*** Opening of Provided records ***

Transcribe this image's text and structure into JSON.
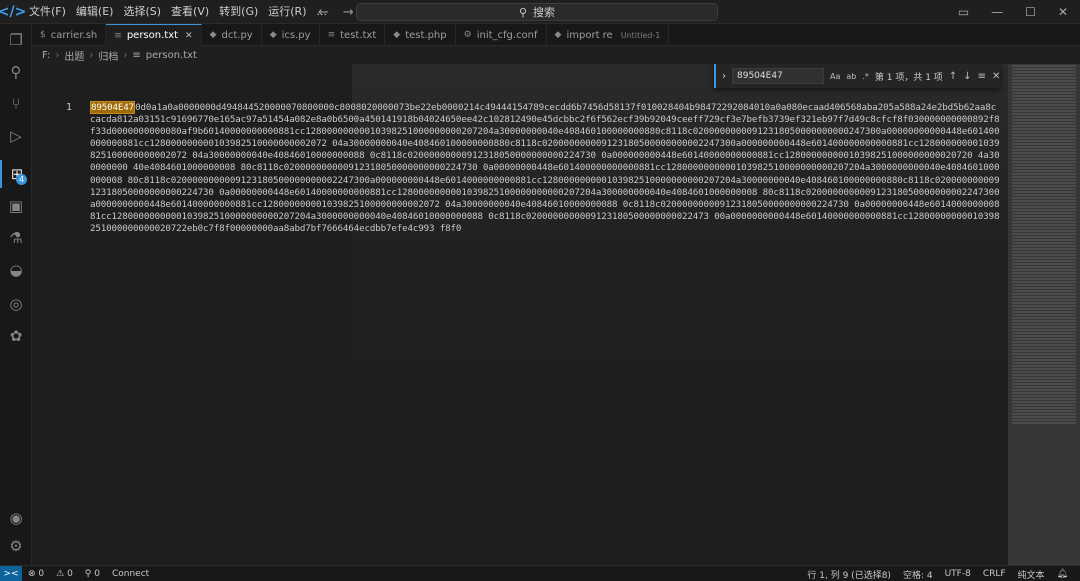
{
  "menu": [
    "文件(F)",
    "编辑(E)",
    "选择(S)",
    "查看(V)",
    "转到(G)",
    "运行(R)",
    "..."
  ],
  "search": {
    "placeholder": "搜索"
  },
  "tabs": [
    {
      "label": "carrier.sh",
      "icon": "$",
      "active": false
    },
    {
      "label": "person.txt",
      "icon": "≡",
      "active": true
    },
    {
      "label": "dct.py",
      "icon": "◆",
      "active": false
    },
    {
      "label": "ics.py",
      "icon": "◆",
      "active": false
    },
    {
      "label": "test.txt",
      "icon": "≡",
      "active": false
    },
    {
      "label": "test.php",
      "icon": "◆",
      "active": false
    },
    {
      "label": "init_cfg.conf",
      "icon": "⚙",
      "active": false
    },
    {
      "label": "import re",
      "icon": "◆",
      "active": false,
      "hint": "Untitled-1"
    }
  ],
  "breadcrumb": {
    "drive": "F:",
    "folder1": "出题",
    "folder2": "归档",
    "file": "person.txt"
  },
  "find": {
    "query": "89504E47",
    "count": "第 1 项，共 1 项",
    "opt_case": "Aa",
    "opt_word": "ab",
    "opt_regex": ".*"
  },
  "editor": {
    "line_number": "1",
    "match": "89504E47",
    "content": "0d0a1a0a0000000d494844520000070800000c8008020000073be22eb0000214c49444154789cecdd6b7456d58137f010028404b98472292084010a0a080ecaad406568aba205a588a24e2bd5b62aa8ccacda812a03151c91696770e165ac97a51454a082e8a0b6500a450141918b04024650ee42c102812490e45dcbbc2f6f562ecf39b92049ceeff729cf3e7befb3739ef321eb97f7d49c8cfcf8f030000000000892f8f33d0000000000080af9b60140000000000881cc12800000000010398251000000000207204a30000000040e408460100000000880c8118c02000000000912318050000000000247300a00000000000448e601400000000881cc128000000000103982510000000002072 04a30000000040e408460100000000880c8118c020000000009123180500000000002247300a000000000448e601400000000000881cc128000000001039825100000000002072 04a30000000040e40846010000000088 0c8118c02000000000912318050000000000224730 0a000000000448e60140000000000881cc12800000000010398251000000000020720 4a300000000 40e4084601000000008 80c8118c020000000000912318050000000000224730 0a00000000448e601400000000000881cc1280000000000103982510000000000207204a3000000000040e4084601000000008 80c8118c0200000000009123180500000000002247300a000000000448e6014000000000881cc128000000000103982510000000000207204a30000000040e408460100000000880c8118c02000000000912318050000000000224730 0a00000000448e60140000000000881cc1280000000001039825100000000000207204a300000000040e4084601000000008 80c8118c020000000000912318050000000002247300a0000000000448e601400000000881cc128000000001039825100000000002072 04a30000000040e40846010000000088 0c8118c02000000000912318050000000000224730 0a00000000448e601400000000881cc1280000000000103982510000000000207204a3000000000040e40846010000000088 0c8118c0200000000009123180500000000022473 00a0000000000448e60140000000000881cc12800000000010398251000000000020722eb0c7f8f00000000aa8abd7bf7666464ecdbb7efe4c993 f8f0"
  },
  "status": {
    "remote_icon": "><",
    "errors": "⊗ 0",
    "warnings": "⚠ 0",
    "ports": "⚲ 0",
    "connect": "Connect",
    "position": "行 1, 列 9 (已选择8)",
    "spaces": "空格: 4",
    "encoding": "UTF-8",
    "eol": "CRLF",
    "language": "纯文本"
  }
}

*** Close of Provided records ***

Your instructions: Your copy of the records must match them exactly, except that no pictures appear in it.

Answer to the problem:
Transcribe this image's text and structure into JSON.
{
  "menu": [
    "文件(F)",
    "编辑(E)",
    "选择(S)",
    "查看(V)",
    "转到(G)",
    "运行(R)",
    "..."
  ],
  "search": {
    "placeholder": "搜索"
  },
  "tabs": [
    {
      "label": "carrier.sh",
      "icon": "$",
      "active": false
    },
    {
      "label": "person.txt",
      "icon": "≡",
      "active": true
    },
    {
      "label": "dct.py",
      "icon": "◆",
      "active": false
    },
    {
      "label": "ics.py",
      "icon": "◆",
      "active": false
    },
    {
      "label": "test.txt",
      "icon": "≡",
      "active": false
    },
    {
      "label": "test.php",
      "icon": "◆",
      "active": false
    },
    {
      "label": "init_cfg.conf",
      "icon": "⚙",
      "active": false
    },
    {
      "label": "import re",
      "icon": "◆",
      "active": false,
      "hint": "Untitled-1"
    }
  ],
  "breadcrumb": {
    "drive": "F:",
    "folder1": "出题",
    "folder2": "归档",
    "file": "person.txt"
  },
  "find": {
    "query": "89504E47",
    "count": "第 1 项，共 1 项",
    "opt_case": "Aa",
    "opt_word": "ab",
    "opt_regex": ".*"
  },
  "editor": {
    "line_number": "1",
    "match": "89504E47",
    "content": "0d0a1a0a0000000d494844520000070800000c8008020000073be22eb0000214c49444154789cecdd6b7456d58137f010028404b98472292084010a0a080ecaad406568aba205a588a24e2bd5b62aa8ccacda812a03151c91696770e165ac97a51454a082e8a0b6500a450141918b04024650ee42c102812490e45dcbbc2f6f562ecf39b92049ceeff729cf3e7befb3739ef321eb97f7d49c8cfcf8f030000000000892f8f33d0000000000080af9b60140000000000881cc12800000000010398251000000000207204a30000000040e408460100000000880c8118c02000000000912318050000000000247300a00000000000448e601400000000881cc128000000000103982510000000002072 04a30000000040e408460100000000880c8118c020000000009123180500000000002247300a000000000448e601400000000000881cc128000000001039825100000000002072 04a30000000040e40846010000000088 0c8118c02000000000912318050000000000224730 0a000000000448e60140000000000881cc12800000000010398251000000000020720 4a300000000 40e4084601000000008 80c8118c020000000000912318050000000000224730 0a00000000448e601400000000000881cc1280000000000103982510000000000207204a3000000000040e4084601000000008 80c8118c0200000000009123180500000000002247300a000000000448e6014000000000881cc128000000000103982510000000000207204a30000000040e408460100000000880c8118c02000000000912318050000000000224730 0a00000000448e60140000000000881cc1280000000001039825100000000000207204a300000000040e4084601000000008 80c8118c020000000000912318050000000002247300a0000000000448e601400000000881cc128000000001039825100000000002072 04a30000000040e40846010000000088 0c8118c02000000000912318050000000000224730 0a00000000448e601400000000881cc1280000000000103982510000000000207204a3000000000040e40846010000000088 0c8118c0200000000009123180500000000022473 00a0000000000448e60140000000000881cc12800000000010398251000000000020722eb0c7f8f00000000aa8abd7bf7666464ecdbb7efe4c993 f8f0"
  },
  "status": {
    "remote_icon": "><",
    "errors": "⊗ 0",
    "warnings": "⚠ 0",
    "ports": "⚲ 0",
    "connect": "Connect",
    "position": "行 1, 列 9 (已选择8)",
    "spaces": "空格: 4",
    "encoding": "UTF-8",
    "eol": "CRLF",
    "language": "纯文本"
  }
}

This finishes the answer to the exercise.